Brian Epstein, a record store owner in London, was asked by a customer for a copy of the record, "My Bonnie", by a group known as The Silver Beatles. He didn’t have it in stock so he went to the Cavern Club to check out the group. He signed to manage them in a matter of days and renamed them The Beatles.

In 1976 Rodrigo's 'Guitar Concierto de Aranjuez' was No 1 in the UK for only three hours because of a computer error.

George Anthiel composed film scores, but earlier in his life he had been an avant garde composer. In 1924 his "Ballet mecanique" was performed at Carnegie Hall. The work was scored for a fire siren, automobile horns, and an airplane propeller. After only a few minutes of this racket, an aging gentleman in the orchestra seats tied his handkerchief to his cane and began waving a white flag.

The Beach Boys formed in 1961.

The Beatles performed their first U.S. concert in Carnegie Hall.

Brian Epstein managed The Beatles to superstardom.

The leading female singer in an opera is called the prima donna.

Elvis Presley received his U.S. army discharge on March 5, 1960.

Mass murderer Charles Manson recorded an album called "Lie."

Vaudevillian Jack Norworth wrote "Take Me Out to the Ballgame" in 1908 after seeing a sign on a bus advertising BASEBALL TODAY - POLO GROUNDS. Norworth and his friend Albert von Tilzer (who write the music) had never been to a baseball game before his song became a hit sing-along.

The Japanese national anthem is expressed in only four lines. The Greek anthem runs 158 verses.

John Philip Sousa enlisted in the Marines at age 13. He worked as an apprentice in the band.

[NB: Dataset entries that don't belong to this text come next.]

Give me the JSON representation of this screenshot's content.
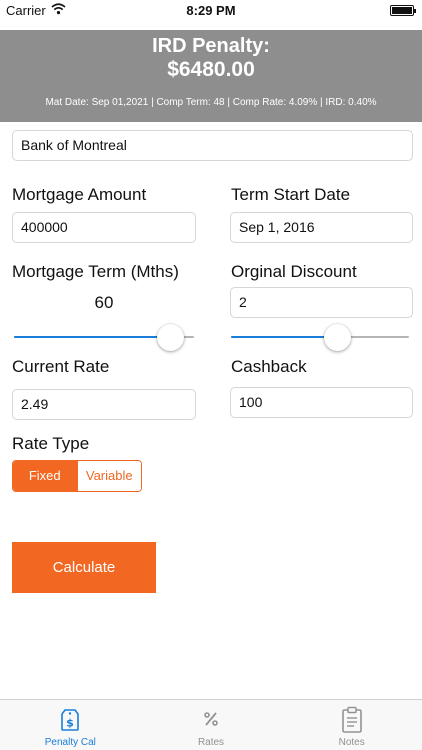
{
  "status_bar": {
    "carrier": "Carrier",
    "time": "8:29 PM"
  },
  "header": {
    "title": "IRD Penalty:",
    "value": "$6480.00",
    "summary": "Mat Date: Sep 01,2021 | Comp Term: 48 | Comp Rate: 4.09% | IRD: 0.40%"
  },
  "bank": {
    "value": "Bank of Montreal"
  },
  "mortgage_amount": {
    "label": "Mortgage Amount",
    "value": "400000"
  },
  "term_start_date": {
    "label": "Term Start Date",
    "value": "Sep 1, 2016"
  },
  "mortgage_term": {
    "label": "Mortgage Term (Mths)",
    "value": "60",
    "slider_level": 0.87
  },
  "original_discount": {
    "label": "Orginal Discount",
    "value": "2",
    "slider_level": 0.6
  },
  "current_rate": {
    "label": "Current Rate",
    "value": "2.49"
  },
  "cashback": {
    "label": "Cashback",
    "value": "100"
  },
  "rate_type": {
    "label": "Rate Type",
    "options": [
      "Fixed",
      "Variable"
    ],
    "selected": "Fixed"
  },
  "calculate": {
    "label": "Calculate"
  },
  "tabs": [
    {
      "label": "Penalty Cal",
      "icon": "dollar-tag-icon",
      "active": true
    },
    {
      "label": "Rates",
      "icon": "percent-icon",
      "active": false
    },
    {
      "label": "Notes",
      "icon": "clipboard-icon",
      "active": false
    }
  ],
  "colors": {
    "accent": "#f26722",
    "slider_fill": "#1a7dd8",
    "header_bg": "#8e8e8e",
    "tab_active": "#1a7dd8"
  }
}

At age 14, George Harrison joined his friend Paul McCartney's band, the Quarry Men, led by John Lennon.

Dances with twisting motions accompanied jazz as far back as Jelly Roll Morton. The Paul Williams Saxtet - a sax-intensive jazz combo - recorded a two-sided 78 called "The Twister." Chubby Checker wasn't even the first man to record the song "The Twist." Hank Ballard was, in 1959.

At age 15, Jerry Garcia swapped his birthday accordion for an electric guitar.

At age 4, Mozart composed a concerto for the clavier.

At age 22, Jerry Lee Lewis married for the third time. His bride? His thirteen year old cousin.

In 1764 Wolfgang Amadeus Mozart played for the Royal Family at Versailles in France. He was even given the honor of standing behind the Queen at dinner - Mozart was only eight years old.

Through the mid-1500s in France, the lute was still the favorite instrument, but in 1555, Balthazar de Beujoyeux, the first famous violinist in history, brought a band of violinists to Catherine's de Médicis court and made violin music popular.

Paul McCartney's younger brother, Michael, formed a group of his own, known as "The Scaffold" and goes by the name "Mike McGear". He is mentioned in the lyric of "Let 'Em In" as "Brother Michael" (available on McCartney's "Wings At The Speed Of Sound" album).

The Beatles held the Top Five spots on the April 4th, 1964 Billboard singles chart. They're the only band that has ever done that.

The most recorded song of all time - with more than 2,000 versions - is 'Yesterday'. Included on the 'Help!' soundtrack, it was number one for four weeks in 1965.

Do vegetarians eat animal crackers?

Crazy but True